Top Three Innovations to Improve Home Efficiency

Metro Editorial
Posted

Our homes are a great measuring stick of how far we've progressed in the past 20 years, especially when it comes to their efficiency in terms of saving us energy and money.

Here are the top three innovative technologies that can improve the efficiency of our homes:

Home Automation

* It wasn't that long ago that an automated home was a focus of science fiction. Today, adding the convenience and control of our indoor climate, lighting, electronic media and home security is increasingly affordable and accessible through home PCs, smart phone and tablet applications. With home monitoring systems, you can track energy and water usage in real time, spot key sources of energy loss and make immediate adjustments.

Insulation

* If your home is more than 10 years old, there's a good chance it has fiberglass or cellulose insulation behind its walls. While these were once the insulations of choice, there are many holes in these technologies. Since they are difficult to install perfectly and can sag or settle over time, they can leave gaps and seams. It's like leaving a window open 24 hours a day in the freezing cold.

* Experts remind us that insulation advancements (like those from leading innovator Icynene) have brought us spray foam insulation options that won't settle, sag or leave any gaps. Spray foam acts as an air barrier and can deliver up to 50 percent energy savings over older insulation options, while making our homes healthier, quieter and more comfortable. You can compare insulation options at www.icynene.com.

Appliances and HVAC

* Appliances and heating/cooling systems are essential in American homes -- and not surprisingly, they are constantly undergoing improvements. New energy-efficient refrigerators use less than half the energy of models that are 12 years old and use 75 percent less energy than those produced in the late 1970s (Source: National Resources Defense Council).

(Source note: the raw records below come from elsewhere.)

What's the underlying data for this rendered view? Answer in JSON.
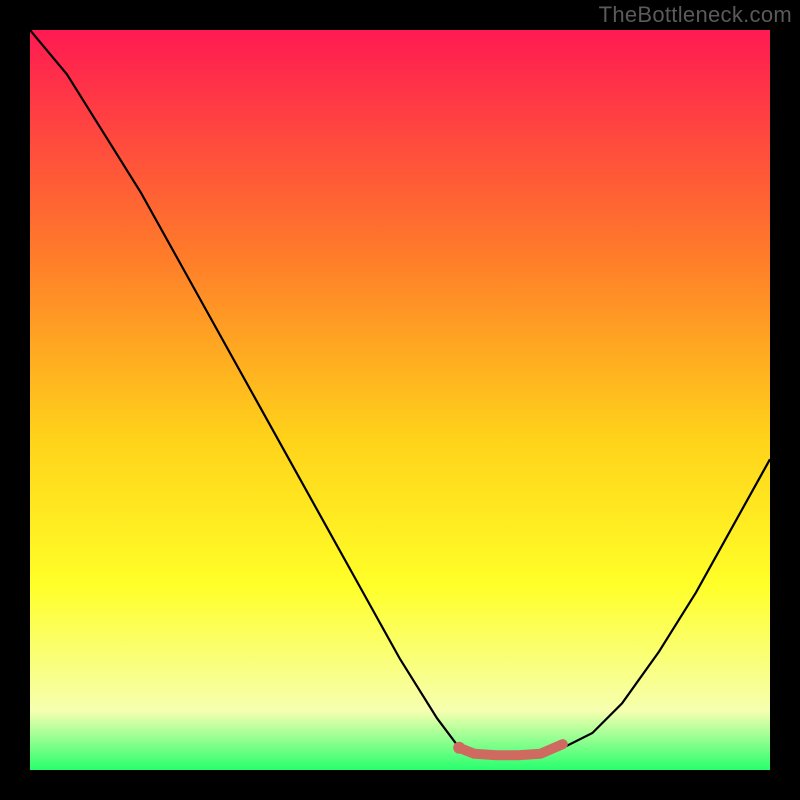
{
  "watermark": "TheBottleneck.com",
  "colors": {
    "gradient_top": "#ff1a52",
    "gradient_mid1": "#ff7a2a",
    "gradient_mid2": "#ffd21a",
    "gradient_mid3": "#ffff28",
    "gradient_mid4": "#f6ffb0",
    "gradient_bottom": "#28ff6e",
    "curve": "#000000",
    "marker": "#cf6a61",
    "frame": "#000000"
  },
  "chart_data": {
    "type": "line",
    "title": "",
    "xlabel": "",
    "ylabel": "",
    "xlim": [
      0,
      1
    ],
    "ylim": [
      0,
      1
    ],
    "series": [
      {
        "name": "bottleneck-curve",
        "x": [
          0.0,
          0.05,
          0.1,
          0.15,
          0.2,
          0.25,
          0.3,
          0.35,
          0.4,
          0.45,
          0.5,
          0.55,
          0.58,
          0.6,
          0.63,
          0.68,
          0.72,
          0.76,
          0.8,
          0.85,
          0.9,
          0.95,
          1.0
        ],
        "values": [
          1.0,
          0.94,
          0.86,
          0.78,
          0.69,
          0.6,
          0.51,
          0.42,
          0.33,
          0.24,
          0.15,
          0.07,
          0.03,
          0.02,
          0.02,
          0.02,
          0.03,
          0.05,
          0.09,
          0.16,
          0.24,
          0.33,
          0.42
        ]
      }
    ],
    "highlight": {
      "name": "optimal-range-marker",
      "x": [
        0.58,
        0.6,
        0.63,
        0.66,
        0.69,
        0.72
      ],
      "values": [
        0.03,
        0.022,
        0.02,
        0.02,
        0.022,
        0.035
      ]
    }
  }
}
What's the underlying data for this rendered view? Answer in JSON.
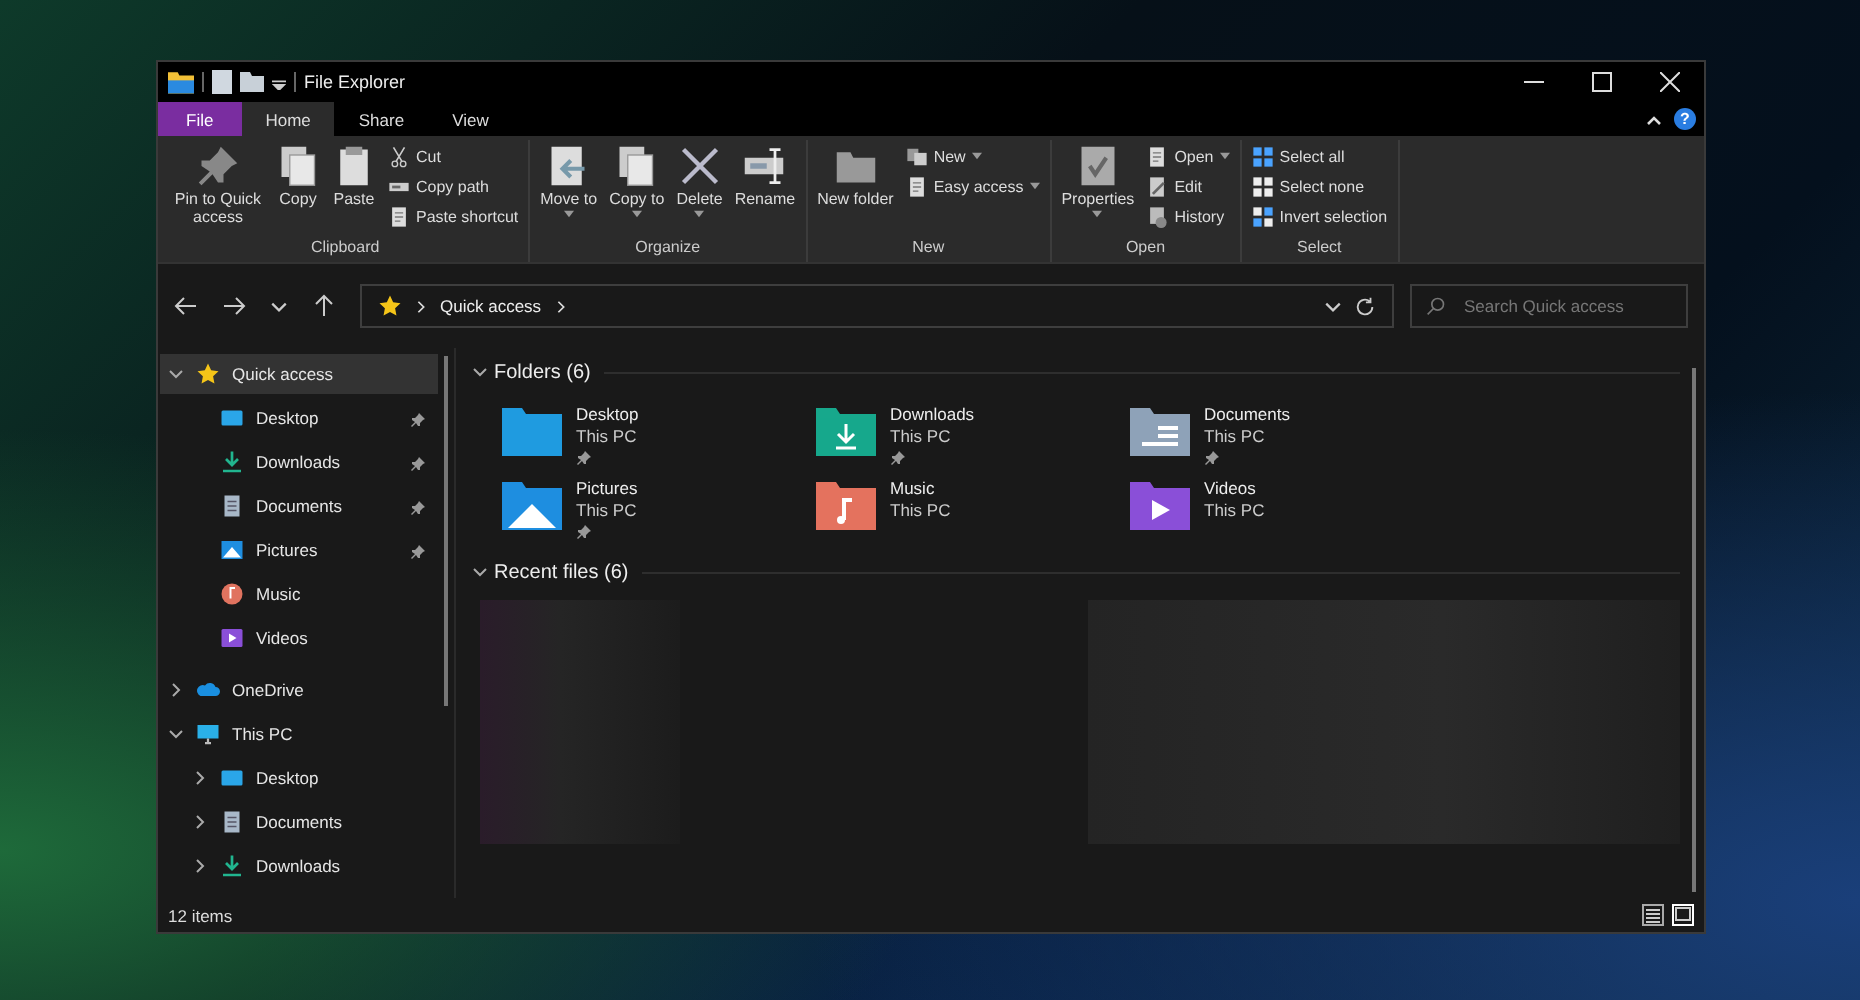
{
  "window": {
    "title": "File Explorer",
    "help": "?"
  },
  "ribbon_tabs": [
    {
      "label": "File",
      "kind": "file",
      "selected": false
    },
    {
      "label": "Home",
      "kind": "tab",
      "selected": true
    },
    {
      "label": "Share",
      "kind": "tab",
      "selected": false
    },
    {
      "label": "View",
      "kind": "tab",
      "selected": false
    }
  ],
  "ribbon_groups": [
    {
      "label": "Clipboard",
      "large": [
        {
          "label": "Pin to Quick access",
          "kind": "pin",
          "menu": false
        },
        {
          "label": "Copy",
          "kind": "copy",
          "menu": false
        },
        {
          "label": "Paste",
          "kind": "paste",
          "menu": false
        }
      ],
      "small": [
        {
          "label": "Cut",
          "kind": "cut",
          "menu": false
        },
        {
          "label": "Copy path",
          "kind": "copy-path",
          "menu": false
        },
        {
          "label": "Paste shortcut",
          "kind": "paste-shortcut",
          "menu": false
        }
      ]
    },
    {
      "label": "Organize",
      "large": [
        {
          "label": "Move to",
          "kind": "move",
          "menu": true
        },
        {
          "label": "Copy to",
          "kind": "copy",
          "menu": true
        },
        {
          "label": "Delete",
          "kind": "delete",
          "menu": true
        },
        {
          "label": "Rename",
          "kind": "rename",
          "menu": false
        }
      ]
    },
    {
      "label": "New",
      "large": [
        {
          "label": "New folder",
          "kind": "new-folder",
          "menu": false
        }
      ],
      "small": [
        {
          "label": "New",
          "kind": "new-item",
          "menu": true
        },
        {
          "label": "Easy access",
          "kind": "easy-access",
          "menu": true
        }
      ]
    },
    {
      "label": "Open",
      "large": [
        {
          "label": "Properties",
          "kind": "properties",
          "menu": true
        }
      ],
      "small": [
        {
          "label": "Open",
          "kind": "open",
          "menu": true
        },
        {
          "label": "Edit",
          "kind": "edit",
          "menu": false
        },
        {
          "label": "History",
          "kind": "history",
          "menu": false
        }
      ]
    },
    {
      "label": "Select",
      "small": [
        {
          "label": "Select all",
          "kind": "select-all",
          "menu": false
        },
        {
          "label": "Select none",
          "kind": "select-none",
          "menu": false
        },
        {
          "label": "Invert selection",
          "kind": "invert",
          "menu": false
        }
      ]
    }
  ],
  "address_bar": {
    "crumbs": [
      "Quick access"
    ]
  },
  "search": {
    "placeholder": "Search Quick access"
  },
  "nav_pane": {
    "items": [
      {
        "label": "Quick access",
        "kind": "star",
        "expanded": true,
        "selected": true,
        "children": [
          {
            "label": "Desktop",
            "kind": "desktop",
            "pinned": true,
            "selected": false
          },
          {
            "label": "Downloads",
            "kind": "downloads",
            "pinned": true,
            "selected": false
          },
          {
            "label": "Documents",
            "kind": "documents",
            "pinned": true,
            "selected": false
          },
          {
            "label": "Pictures",
            "kind": "pictures",
            "pinned": true,
            "selected": false
          },
          {
            "label": "Music",
            "kind": "music",
            "pinned": false,
            "selected": false
          },
          {
            "label": "Videos",
            "kind": "videos",
            "pinned": false,
            "selected": false
          }
        ]
      },
      {
        "label": "OneDrive",
        "kind": "onedrive",
        "expanded": false,
        "selected": false
      },
      {
        "label": "This PC",
        "kind": "pc",
        "expanded": true,
        "selected": false,
        "children": [
          {
            "label": "Desktop",
            "kind": "desktop",
            "expanded": false,
            "selected": false
          },
          {
            "label": "Documents",
            "kind": "documents",
            "expanded": false,
            "selected": false
          },
          {
            "label": "Downloads",
            "kind": "downloads",
            "expanded": false,
            "selected": false
          }
        ]
      }
    ]
  },
  "folders_section": {
    "title": "Folders (6)",
    "expanded": true,
    "items": [
      {
        "name": "Desktop",
        "location": "This PC",
        "kind": "desktop",
        "pinned": true
      },
      {
        "name": "Downloads",
        "location": "This PC",
        "kind": "downloads",
        "pinned": true
      },
      {
        "name": "Documents",
        "location": "This PC",
        "kind": "documents",
        "pinned": true
      },
      {
        "name": "Pictures",
        "location": "This PC",
        "kind": "pictures",
        "pinned": true
      },
      {
        "name": "Music",
        "location": "This PC",
        "kind": "music",
        "pinned": false
      },
      {
        "name": "Videos",
        "location": "This PC",
        "kind": "videos",
        "pinned": false
      }
    ]
  },
  "recent_section": {
    "title": "Recent files (6)",
    "expanded": true
  },
  "status_bar": {
    "count": "12 items",
    "views": [
      {
        "kind": "details",
        "selected": false
      },
      {
        "kind": "large-icons",
        "selected": true
      }
    ]
  }
}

* If you have a conventional natural-draft furnace made before 1992, it might only operate between 55 to 78 percent efficiency. Upgrading to a new induced-draft condensing furnace can increase efficiency to above 90 percent as a result of more efficient heat exchangers and electronic ignition (Source: Mother Earth News).